» AIM OF THE TASK: Among the entries that follow, find the lines holding "Print" and say how many there are, with no other words.

_ _ _ _

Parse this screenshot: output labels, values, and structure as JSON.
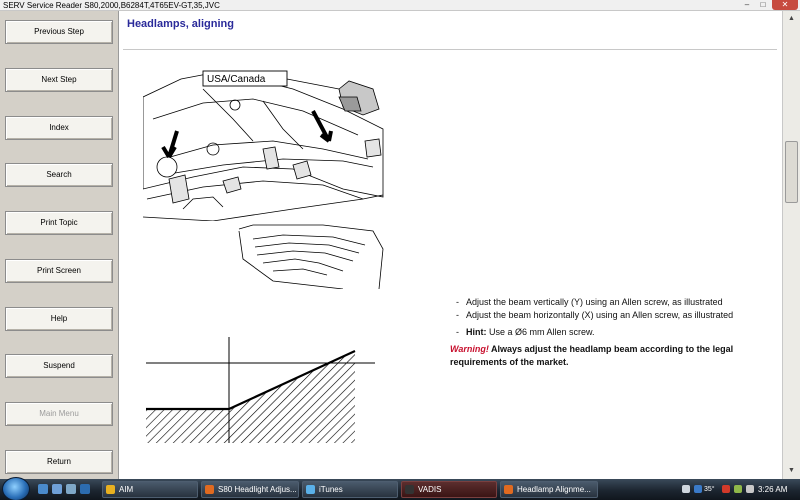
{
  "window": {
    "title": "SERV Service Reader S80,2000,B6284T,4T65EV-GT,35,JVC",
    "min_label": "–",
    "max_label": "□",
    "close_label": "✕"
  },
  "sidebar": {
    "buttons": [
      {
        "label": "Previous Step"
      },
      {
        "label": "Next Step"
      },
      {
        "label": "Index"
      },
      {
        "label": "Search"
      },
      {
        "label": "Print Topic"
      },
      {
        "label": "Print Screen"
      },
      {
        "label": "Help"
      },
      {
        "label": "Suspend"
      },
      {
        "label": "Main Menu"
      },
      {
        "label": "Return"
      }
    ]
  },
  "page": {
    "title": "Headlamps, aligning",
    "illustration_label": "USA/Canada",
    "instructions": [
      "Adjust the beam vertically (Y) using an Allen screw, as illustrated",
      "Adjust the beam horizontally (X) using an Allen screw, as illustrated"
    ],
    "hint_label": "Hint:",
    "hint_text": "Use a Ø6 mm Allen screw.",
    "warning_label": "Warning!",
    "warning_text": "Always adjust the headlamp beam according to the legal requirements of the market."
  },
  "taskbar": {
    "tasks": [
      {
        "label": "AIM"
      },
      {
        "label": "S80 Headlight Adjus..."
      },
      {
        "label": "iTunes"
      },
      {
        "label": "VADIS"
      },
      {
        "label": "Headlamp Alignme..."
      }
    ],
    "tray_value": "35°",
    "clock": "3:26 AM"
  },
  "colors": {
    "title_blue": "#2a2a9a",
    "warning_red": "#c8102e",
    "task_active": "#5c2e2e"
  }
}
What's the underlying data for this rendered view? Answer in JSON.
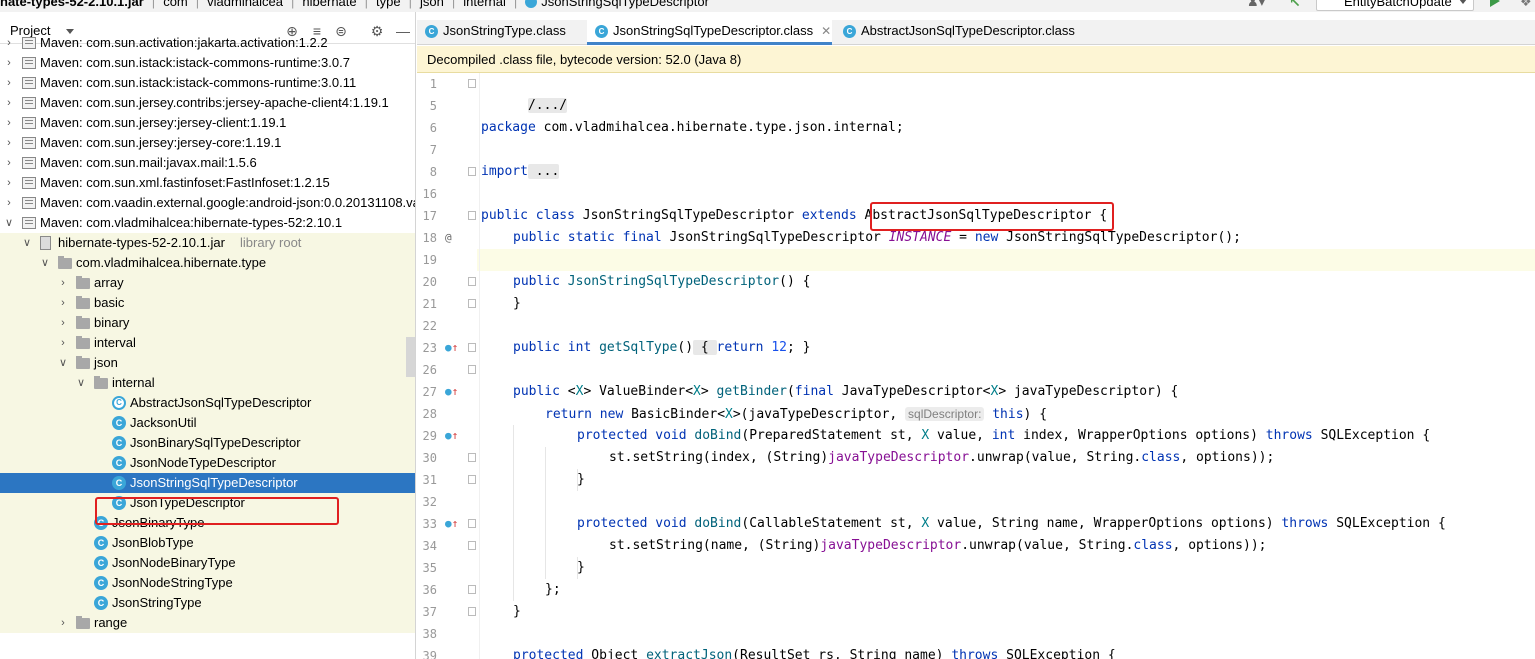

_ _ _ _

» YOUR SOLUTION: 2